The transaction is subject to customary approvals and is expected to close mid-year.
The total estimated fair value of the joint venture is expected to be approximately $600 million, according to a Goodyear 8K filing with the Securities and Exchange Commission.
The parties estimated start-up costs will be approximately $40 million and will be shared equally. These costs are related primarily to information technology infrastructure, initial staffing requirements, and other administrative costs, Goodyear said.
The creation of TireHub comes four months after Michelin North America Inc. (MNA) and Sumitomo Corp. of Americas (SCOA) agreed to combine Michelin's wholesale distribution activities with TBC Corp.'s wholesale assets into a 50-50 joint venture, to be called National Tire Wholesale (NTW).
The new distribution company will complement both companies' networks of existing third-party distributors and provide a fully integrated distribution, warehousing, sales and delivery solution following completion of the transaction, the parties said.
The partners stressed that TireHub will help provide them with the resources to help their customers manage growing complexity in the tire business, driven by SKU proliferation and rapidly growing demand for larger rim diameter premium tires.

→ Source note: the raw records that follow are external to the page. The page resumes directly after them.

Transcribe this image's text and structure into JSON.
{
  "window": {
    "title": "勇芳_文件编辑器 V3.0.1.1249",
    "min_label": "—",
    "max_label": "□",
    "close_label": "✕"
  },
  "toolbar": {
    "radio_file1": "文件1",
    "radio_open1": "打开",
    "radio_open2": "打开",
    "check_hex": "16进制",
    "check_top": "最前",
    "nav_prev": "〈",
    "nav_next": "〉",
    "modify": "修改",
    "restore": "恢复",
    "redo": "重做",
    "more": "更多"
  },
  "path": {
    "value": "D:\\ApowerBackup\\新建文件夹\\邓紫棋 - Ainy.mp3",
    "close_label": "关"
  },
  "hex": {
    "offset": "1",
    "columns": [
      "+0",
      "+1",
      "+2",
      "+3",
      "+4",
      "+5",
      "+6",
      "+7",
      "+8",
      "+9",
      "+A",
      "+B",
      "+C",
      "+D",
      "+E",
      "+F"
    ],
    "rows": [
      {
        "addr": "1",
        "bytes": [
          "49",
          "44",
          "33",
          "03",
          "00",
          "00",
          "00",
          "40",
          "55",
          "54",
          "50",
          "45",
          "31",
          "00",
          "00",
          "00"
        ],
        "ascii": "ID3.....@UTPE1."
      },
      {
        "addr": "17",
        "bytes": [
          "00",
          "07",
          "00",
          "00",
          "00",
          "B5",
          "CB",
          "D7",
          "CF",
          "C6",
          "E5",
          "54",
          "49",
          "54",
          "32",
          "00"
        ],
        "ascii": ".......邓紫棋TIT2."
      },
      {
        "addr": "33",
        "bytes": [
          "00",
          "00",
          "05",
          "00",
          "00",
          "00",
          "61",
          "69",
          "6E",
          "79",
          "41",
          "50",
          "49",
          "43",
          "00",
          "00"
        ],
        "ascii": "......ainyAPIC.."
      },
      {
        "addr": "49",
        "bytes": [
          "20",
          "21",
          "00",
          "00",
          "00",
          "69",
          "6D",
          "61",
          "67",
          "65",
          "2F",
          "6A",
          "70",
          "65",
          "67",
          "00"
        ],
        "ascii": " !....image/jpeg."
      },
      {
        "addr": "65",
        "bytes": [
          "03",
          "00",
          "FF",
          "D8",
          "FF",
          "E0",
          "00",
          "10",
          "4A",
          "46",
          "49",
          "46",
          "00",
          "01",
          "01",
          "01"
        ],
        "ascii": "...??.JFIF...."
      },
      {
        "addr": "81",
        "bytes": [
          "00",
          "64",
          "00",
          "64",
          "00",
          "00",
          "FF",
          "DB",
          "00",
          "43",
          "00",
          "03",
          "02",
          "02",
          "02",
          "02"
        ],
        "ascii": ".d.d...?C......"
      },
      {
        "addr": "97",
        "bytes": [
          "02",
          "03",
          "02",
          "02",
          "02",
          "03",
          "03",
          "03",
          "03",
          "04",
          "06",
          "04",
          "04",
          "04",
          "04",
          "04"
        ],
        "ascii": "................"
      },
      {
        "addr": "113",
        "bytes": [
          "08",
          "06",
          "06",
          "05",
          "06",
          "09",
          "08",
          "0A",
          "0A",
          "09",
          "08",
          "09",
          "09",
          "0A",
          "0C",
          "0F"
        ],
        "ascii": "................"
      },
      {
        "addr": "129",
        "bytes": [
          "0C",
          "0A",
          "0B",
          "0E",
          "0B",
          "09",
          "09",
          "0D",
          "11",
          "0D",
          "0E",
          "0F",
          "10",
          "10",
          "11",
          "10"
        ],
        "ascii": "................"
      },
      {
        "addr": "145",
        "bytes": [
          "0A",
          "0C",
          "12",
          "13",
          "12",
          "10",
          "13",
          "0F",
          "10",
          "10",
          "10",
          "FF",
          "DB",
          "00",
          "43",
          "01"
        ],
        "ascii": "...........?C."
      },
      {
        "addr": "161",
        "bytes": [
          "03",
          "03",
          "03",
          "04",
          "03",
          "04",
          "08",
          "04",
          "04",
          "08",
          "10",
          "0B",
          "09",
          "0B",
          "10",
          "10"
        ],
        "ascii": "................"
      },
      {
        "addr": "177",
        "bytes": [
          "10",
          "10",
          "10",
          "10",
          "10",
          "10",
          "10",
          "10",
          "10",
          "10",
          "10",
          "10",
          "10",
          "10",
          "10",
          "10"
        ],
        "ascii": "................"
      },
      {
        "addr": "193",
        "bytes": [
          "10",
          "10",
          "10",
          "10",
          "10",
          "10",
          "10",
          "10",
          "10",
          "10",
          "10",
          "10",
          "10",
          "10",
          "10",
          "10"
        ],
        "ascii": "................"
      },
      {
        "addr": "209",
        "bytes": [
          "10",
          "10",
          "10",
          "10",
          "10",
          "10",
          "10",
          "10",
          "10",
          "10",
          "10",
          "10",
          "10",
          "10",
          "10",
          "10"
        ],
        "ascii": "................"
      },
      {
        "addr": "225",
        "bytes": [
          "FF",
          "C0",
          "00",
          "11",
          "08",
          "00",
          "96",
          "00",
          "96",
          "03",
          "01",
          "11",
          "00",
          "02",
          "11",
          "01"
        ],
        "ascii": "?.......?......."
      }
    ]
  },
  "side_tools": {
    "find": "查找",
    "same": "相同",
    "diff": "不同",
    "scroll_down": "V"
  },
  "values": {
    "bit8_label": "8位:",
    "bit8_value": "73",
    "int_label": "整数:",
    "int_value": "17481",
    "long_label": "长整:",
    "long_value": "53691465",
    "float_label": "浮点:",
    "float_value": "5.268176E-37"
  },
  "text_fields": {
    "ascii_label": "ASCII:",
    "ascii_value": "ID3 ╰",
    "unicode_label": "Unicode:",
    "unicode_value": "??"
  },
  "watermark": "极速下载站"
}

"It's critical for U.S. tire dealers and retailers to be able to get the right tires on time to meet the needs and expectations of their customers," said TJ Higgins, president, integrated consumer tire group, U.S. and Canada, Bridgestone Americas.
"TireHub will help position dealers to win in today's dynamic and increasingly complex environment by giving them much needed access to a deeper and broader range of passenger and light truck tires from Bridgestone," he said.
At launch, TireHub will have the scale to reach the vast majority of retail locations in the U.S. daily, the partners said.